━━━ DATA TO USE ━━━

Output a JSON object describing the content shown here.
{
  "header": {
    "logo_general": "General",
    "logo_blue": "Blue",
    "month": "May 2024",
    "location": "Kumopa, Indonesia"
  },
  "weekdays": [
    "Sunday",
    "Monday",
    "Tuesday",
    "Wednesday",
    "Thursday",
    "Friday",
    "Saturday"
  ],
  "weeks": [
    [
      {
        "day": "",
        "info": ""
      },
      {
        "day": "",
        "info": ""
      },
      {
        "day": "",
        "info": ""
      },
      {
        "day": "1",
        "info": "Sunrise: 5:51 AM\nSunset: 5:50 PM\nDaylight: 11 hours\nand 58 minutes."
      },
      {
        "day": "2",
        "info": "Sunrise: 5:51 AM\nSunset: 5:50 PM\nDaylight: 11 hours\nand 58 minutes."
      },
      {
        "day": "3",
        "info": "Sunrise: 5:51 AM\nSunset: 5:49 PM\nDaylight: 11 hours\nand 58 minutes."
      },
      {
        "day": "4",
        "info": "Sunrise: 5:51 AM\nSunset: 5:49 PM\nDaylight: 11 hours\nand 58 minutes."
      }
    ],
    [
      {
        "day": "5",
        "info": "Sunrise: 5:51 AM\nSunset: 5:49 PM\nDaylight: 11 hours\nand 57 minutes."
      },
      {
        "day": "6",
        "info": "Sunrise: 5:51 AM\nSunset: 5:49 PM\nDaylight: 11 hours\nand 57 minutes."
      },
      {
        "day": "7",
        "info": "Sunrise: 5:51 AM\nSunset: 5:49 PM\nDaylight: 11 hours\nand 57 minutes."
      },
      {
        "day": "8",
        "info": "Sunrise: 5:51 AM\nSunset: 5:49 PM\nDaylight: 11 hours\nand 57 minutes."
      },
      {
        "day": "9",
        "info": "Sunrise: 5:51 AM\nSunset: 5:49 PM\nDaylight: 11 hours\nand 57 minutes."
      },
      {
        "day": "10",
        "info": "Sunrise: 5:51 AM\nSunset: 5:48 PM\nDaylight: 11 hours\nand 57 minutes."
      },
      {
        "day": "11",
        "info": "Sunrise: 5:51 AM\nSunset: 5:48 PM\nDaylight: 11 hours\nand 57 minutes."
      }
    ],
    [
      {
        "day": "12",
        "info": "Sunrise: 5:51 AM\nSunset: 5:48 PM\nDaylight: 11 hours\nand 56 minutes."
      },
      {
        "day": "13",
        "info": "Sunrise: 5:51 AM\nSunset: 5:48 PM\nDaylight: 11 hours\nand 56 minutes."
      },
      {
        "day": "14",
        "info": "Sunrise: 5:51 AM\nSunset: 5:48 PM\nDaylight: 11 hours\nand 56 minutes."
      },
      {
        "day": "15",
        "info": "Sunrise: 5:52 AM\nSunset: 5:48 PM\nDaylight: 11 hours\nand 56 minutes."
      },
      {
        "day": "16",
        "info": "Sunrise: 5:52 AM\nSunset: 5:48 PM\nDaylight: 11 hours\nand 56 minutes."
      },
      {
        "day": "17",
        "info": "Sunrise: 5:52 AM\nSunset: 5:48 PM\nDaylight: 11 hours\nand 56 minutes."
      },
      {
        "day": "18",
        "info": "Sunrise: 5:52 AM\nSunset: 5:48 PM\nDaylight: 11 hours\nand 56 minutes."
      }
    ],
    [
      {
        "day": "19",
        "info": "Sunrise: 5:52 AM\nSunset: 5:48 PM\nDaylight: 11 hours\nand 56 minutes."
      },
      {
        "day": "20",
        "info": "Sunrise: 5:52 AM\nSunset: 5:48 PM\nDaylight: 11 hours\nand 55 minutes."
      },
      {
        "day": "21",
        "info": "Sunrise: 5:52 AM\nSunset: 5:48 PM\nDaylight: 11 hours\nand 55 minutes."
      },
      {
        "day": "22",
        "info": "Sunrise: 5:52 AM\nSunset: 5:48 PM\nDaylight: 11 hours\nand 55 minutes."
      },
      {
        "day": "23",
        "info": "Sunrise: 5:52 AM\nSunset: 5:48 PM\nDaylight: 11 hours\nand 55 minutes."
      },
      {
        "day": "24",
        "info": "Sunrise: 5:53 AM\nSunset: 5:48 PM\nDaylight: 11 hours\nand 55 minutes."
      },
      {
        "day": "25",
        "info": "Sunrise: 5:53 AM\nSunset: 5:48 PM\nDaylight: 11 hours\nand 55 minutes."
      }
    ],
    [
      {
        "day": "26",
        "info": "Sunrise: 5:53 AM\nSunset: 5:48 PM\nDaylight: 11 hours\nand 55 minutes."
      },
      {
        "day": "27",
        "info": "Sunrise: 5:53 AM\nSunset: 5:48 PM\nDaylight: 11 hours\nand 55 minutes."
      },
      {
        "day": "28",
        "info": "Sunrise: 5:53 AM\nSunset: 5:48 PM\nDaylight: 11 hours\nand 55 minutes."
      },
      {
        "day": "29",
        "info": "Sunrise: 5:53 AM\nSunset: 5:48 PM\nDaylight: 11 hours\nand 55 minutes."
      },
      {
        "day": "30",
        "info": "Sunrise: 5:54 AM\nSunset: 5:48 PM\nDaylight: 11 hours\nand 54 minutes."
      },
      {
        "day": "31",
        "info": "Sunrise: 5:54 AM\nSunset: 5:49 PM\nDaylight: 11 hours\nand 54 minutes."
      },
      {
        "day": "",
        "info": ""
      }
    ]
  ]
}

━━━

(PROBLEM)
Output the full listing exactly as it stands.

(EXPECTED ANSWER)
Output a JSON object describing the content shown here.
{
  "header": {
    "logo_general": "General",
    "logo_blue": "Blue",
    "month": "May 2024",
    "location": "Kumopa, Indonesia"
  },
  "weekdays": [
    "Sunday",
    "Monday",
    "Tuesday",
    "Wednesday",
    "Thursday",
    "Friday",
    "Saturday"
  ],
  "weeks": [
    [
      {
        "day": "",
        "info": ""
      },
      {
        "day": "",
        "info": ""
      },
      {
        "day": "",
        "info": ""
      },
      {
        "day": "1",
        "info": "Sunrise: 5:51 AM\nSunset: 5:50 PM\nDaylight: 11 hours\nand 58 minutes."
      },
      {
        "day": "2",
        "info": "Sunrise: 5:51 AM\nSunset: 5:50 PM\nDaylight: 11 hours\nand 58 minutes."
      },
      {
        "day": "3",
        "info": "Sunrise: 5:51 AM\nSunset: 5:49 PM\nDaylight: 11 hours\nand 58 minutes."
      },
      {
        "day": "4",
        "info": "Sunrise: 5:51 AM\nSunset: 5:49 PM\nDaylight: 11 hours\nand 58 minutes."
      }
    ],
    [
      {
        "day": "5",
        "info": "Sunrise: 5:51 AM\nSunset: 5:49 PM\nDaylight: 11 hours\nand 57 minutes."
      },
      {
        "day": "6",
        "info": "Sunrise: 5:51 AM\nSunset: 5:49 PM\nDaylight: 11 hours\nand 57 minutes."
      },
      {
        "day": "7",
        "info": "Sunrise: 5:51 AM\nSunset: 5:49 PM\nDaylight: 11 hours\nand 57 minutes."
      },
      {
        "day": "8",
        "info": "Sunrise: 5:51 AM\nSunset: 5:49 PM\nDaylight: 11 hours\nand 57 minutes."
      },
      {
        "day": "9",
        "info": "Sunrise: 5:51 AM\nSunset: 5:49 PM\nDaylight: 11 hours\nand 57 minutes."
      },
      {
        "day": "10",
        "info": "Sunrise: 5:51 AM\nSunset: 5:48 PM\nDaylight: 11 hours\nand 57 minutes."
      },
      {
        "day": "11",
        "info": "Sunrise: 5:51 AM\nSunset: 5:48 PM\nDaylight: 11 hours\nand 57 minutes."
      }
    ],
    [
      {
        "day": "12",
        "info": "Sunrise: 5:51 AM\nSunset: 5:48 PM\nDaylight: 11 hours\nand 56 minutes."
      },
      {
        "day": "13",
        "info": "Sunrise: 5:51 AM\nSunset: 5:48 PM\nDaylight: 11 hours\nand 56 minutes."
      },
      {
        "day": "14",
        "info": "Sunrise: 5:51 AM\nSunset: 5:48 PM\nDaylight: 11 hours\nand 56 minutes."
      },
      {
        "day": "15",
        "info": "Sunrise: 5:52 AM\nSunset: 5:48 PM\nDaylight: 11 hours\nand 56 minutes."
      },
      {
        "day": "16",
        "info": "Sunrise: 5:52 AM\nSunset: 5:48 PM\nDaylight: 11 hours\nand 56 minutes."
      },
      {
        "day": "17",
        "info": "Sunrise: 5:52 AM\nSunset: 5:48 PM\nDaylight: 11 hours\nand 56 minutes."
      },
      {
        "day": "18",
        "info": "Sunrise: 5:52 AM\nSunset: 5:48 PM\nDaylight: 11 hours\nand 56 minutes."
      }
    ],
    [
      {
        "day": "19",
        "info": "Sunrise: 5:52 AM\nSunset: 5:48 PM\nDaylight: 11 hours\nand 56 minutes."
      },
      {
        "day": "20",
        "info": "Sunrise: 5:52 AM\nSunset: 5:48 PM\nDaylight: 11 hours\nand 55 minutes."
      },
      {
        "day": "21",
        "info": "Sunrise: 5:52 AM\nSunset: 5:48 PM\nDaylight: 11 hours\nand 55 minutes."
      },
      {
        "day": "22",
        "info": "Sunrise: 5:52 AM\nSunset: 5:48 PM\nDaylight: 11 hours\nand 55 minutes."
      },
      {
        "day": "23",
        "info": "Sunrise: 5:52 AM\nSunset: 5:48 PM\nDaylight: 11 hours\nand 55 minutes."
      },
      {
        "day": "24",
        "info": "Sunrise: 5:53 AM\nSunset: 5:48 PM\nDaylight: 11 hours\nand 55 minutes."
      },
      {
        "day": "25",
        "info": "Sunrise: 5:53 AM\nSunset: 5:48 PM\nDaylight: 11 hours\nand 55 minutes."
      }
    ],
    [
      {
        "day": "26",
        "info": "Sunrise: 5:53 AM\nSunset: 5:48 PM\nDaylight: 11 hours\nand 55 minutes."
      },
      {
        "day": "27",
        "info": "Sunrise: 5:53 AM\nSunset: 5:48 PM\nDaylight: 11 hours\nand 55 minutes."
      },
      {
        "day": "28",
        "info": "Sunrise: 5:53 AM\nSunset: 5:48 PM\nDaylight: 11 hours\nand 55 minutes."
      },
      {
        "day": "29",
        "info": "Sunrise: 5:53 AM\nSunset: 5:48 PM\nDaylight: 11 hours\nand 55 minutes."
      },
      {
        "day": "30",
        "info": "Sunrise: 5:54 AM\nSunset: 5:48 PM\nDaylight: 11 hours\nand 54 minutes."
      },
      {
        "day": "31",
        "info": "Sunrise: 5:54 AM\nSunset: 5:49 PM\nDaylight: 11 hours\nand 54 minutes."
      },
      {
        "day": "",
        "info": ""
      }
    ]
  ]
}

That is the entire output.